--- START ---
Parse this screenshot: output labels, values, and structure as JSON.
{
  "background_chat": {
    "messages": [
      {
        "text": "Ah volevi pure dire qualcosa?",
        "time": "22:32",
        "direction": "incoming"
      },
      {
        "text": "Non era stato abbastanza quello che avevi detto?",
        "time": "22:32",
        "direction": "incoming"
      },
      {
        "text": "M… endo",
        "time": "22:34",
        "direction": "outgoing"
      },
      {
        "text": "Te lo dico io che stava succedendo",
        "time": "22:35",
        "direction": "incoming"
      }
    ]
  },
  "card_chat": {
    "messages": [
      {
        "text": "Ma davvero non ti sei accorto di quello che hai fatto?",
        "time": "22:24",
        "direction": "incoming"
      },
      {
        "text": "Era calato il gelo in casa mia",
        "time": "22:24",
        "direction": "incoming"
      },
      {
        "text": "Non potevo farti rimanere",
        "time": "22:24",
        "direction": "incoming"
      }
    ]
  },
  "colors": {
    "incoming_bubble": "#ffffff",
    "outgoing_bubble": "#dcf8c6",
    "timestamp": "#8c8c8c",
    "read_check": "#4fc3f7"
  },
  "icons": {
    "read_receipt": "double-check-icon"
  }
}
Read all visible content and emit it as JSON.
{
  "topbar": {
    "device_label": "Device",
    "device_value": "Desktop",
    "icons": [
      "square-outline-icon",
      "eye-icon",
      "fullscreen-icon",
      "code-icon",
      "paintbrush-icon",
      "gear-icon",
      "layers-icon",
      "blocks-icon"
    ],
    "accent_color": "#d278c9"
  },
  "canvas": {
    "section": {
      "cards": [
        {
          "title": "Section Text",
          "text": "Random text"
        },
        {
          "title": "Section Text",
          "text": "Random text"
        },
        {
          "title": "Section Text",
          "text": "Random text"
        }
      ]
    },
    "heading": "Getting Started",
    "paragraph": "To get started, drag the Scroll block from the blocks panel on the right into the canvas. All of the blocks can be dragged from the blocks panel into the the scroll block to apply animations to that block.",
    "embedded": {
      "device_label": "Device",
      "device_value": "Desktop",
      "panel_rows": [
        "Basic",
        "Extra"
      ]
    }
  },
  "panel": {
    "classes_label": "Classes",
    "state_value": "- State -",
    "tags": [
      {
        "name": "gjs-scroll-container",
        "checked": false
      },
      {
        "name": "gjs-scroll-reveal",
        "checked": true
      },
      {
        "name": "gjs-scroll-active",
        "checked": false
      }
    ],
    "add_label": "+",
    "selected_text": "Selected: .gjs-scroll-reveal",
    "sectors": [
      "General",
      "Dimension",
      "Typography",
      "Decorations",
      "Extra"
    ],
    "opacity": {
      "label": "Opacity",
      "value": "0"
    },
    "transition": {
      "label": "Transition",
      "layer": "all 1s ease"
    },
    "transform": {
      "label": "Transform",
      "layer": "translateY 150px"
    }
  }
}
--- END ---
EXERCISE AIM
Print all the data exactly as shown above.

ANSWER FOR THIS EXERCISE
Parse this screenshot: output labels, values, and structure as JSON.
{
  "background_chat": {
    "messages": [
      {
        "text": "Ah volevi pure dire qualcosa?",
        "time": "22:32",
        "direction": "incoming"
      },
      {
        "text": "Non era stato abbastanza quello che avevi detto?",
        "time": "22:32",
        "direction": "incoming"
      },
      {
        "text": "M… endo",
        "time": "22:34",
        "direction": "outgoing"
      },
      {
        "text": "Te lo dico io che stava succedendo",
        "time": "22:35",
        "direction": "incoming"
      }
    ]
  },
  "card_chat": {
    "messages": [
      {
        "text": "Ma davvero non ti sei accorto di quello che hai fatto?",
        "time": "22:24",
        "direction": "incoming"
      },
      {
        "text": "Era calato il gelo in casa mia",
        "time": "22:24",
        "direction": "incoming"
      },
      {
        "text": "Non potevo farti rimanere",
        "time": "22:24",
        "direction": "incoming"
      }
    ]
  },
  "colors": {
    "incoming_bubble": "#ffffff",
    "outgoing_bubble": "#dcf8c6",
    "timestamp": "#8c8c8c",
    "read_check": "#4fc3f7"
  },
  "icons": {
    "read_receipt": "double-check-icon"
  }
}
Read all visible content and emit it as JSON.
{
  "topbar": {
    "device_label": "Device",
    "device_value": "Desktop",
    "icons": [
      "square-outline-icon",
      "eye-icon",
      "fullscreen-icon",
      "code-icon",
      "paintbrush-icon",
      "gear-icon",
      "layers-icon",
      "blocks-icon"
    ],
    "accent_color": "#d278c9"
  },
  "canvas": {
    "section": {
      "cards": [
        {
          "title": "Section Text",
          "text": "Random text"
        },
        {
          "title": "Section Text",
          "text": "Random text"
        },
        {
          "title": "Section Text",
          "text": "Random text"
        }
      ]
    },
    "heading": "Getting Started",
    "paragraph": "To get started, drag the Scroll block from the blocks panel on the right into the canvas. All of the blocks can be dragged from the blocks panel into the the scroll block to apply animations to that block.",
    "embedded": {
      "device_label": "Device",
      "device_value": "Desktop",
      "panel_rows": [
        "Basic",
        "Extra"
      ]
    }
  },
  "panel": {
    "classes_label": "Classes",
    "state_value": "- State -",
    "tags": [
      {
        "name": "gjs-scroll-container",
        "checked": false
      },
      {
        "name": "gjs-scroll-reveal",
        "checked": true
      },
      {
        "name": "gjs-scroll-active",
        "checked": false
      }
    ],
    "add_label": "+",
    "selected_text": "Selected: .gjs-scroll-reveal",
    "sectors": [
      "General",
      "Dimension",
      "Typography",
      "Decorations",
      "Extra"
    ],
    "opacity": {
      "label": "Opacity",
      "value": "0"
    },
    "transition": {
      "label": "Transition",
      "layer": "all 1s ease"
    },
    "transform": {
      "label": "Transform",
      "layer": "translateY 150px"
    }
  }
}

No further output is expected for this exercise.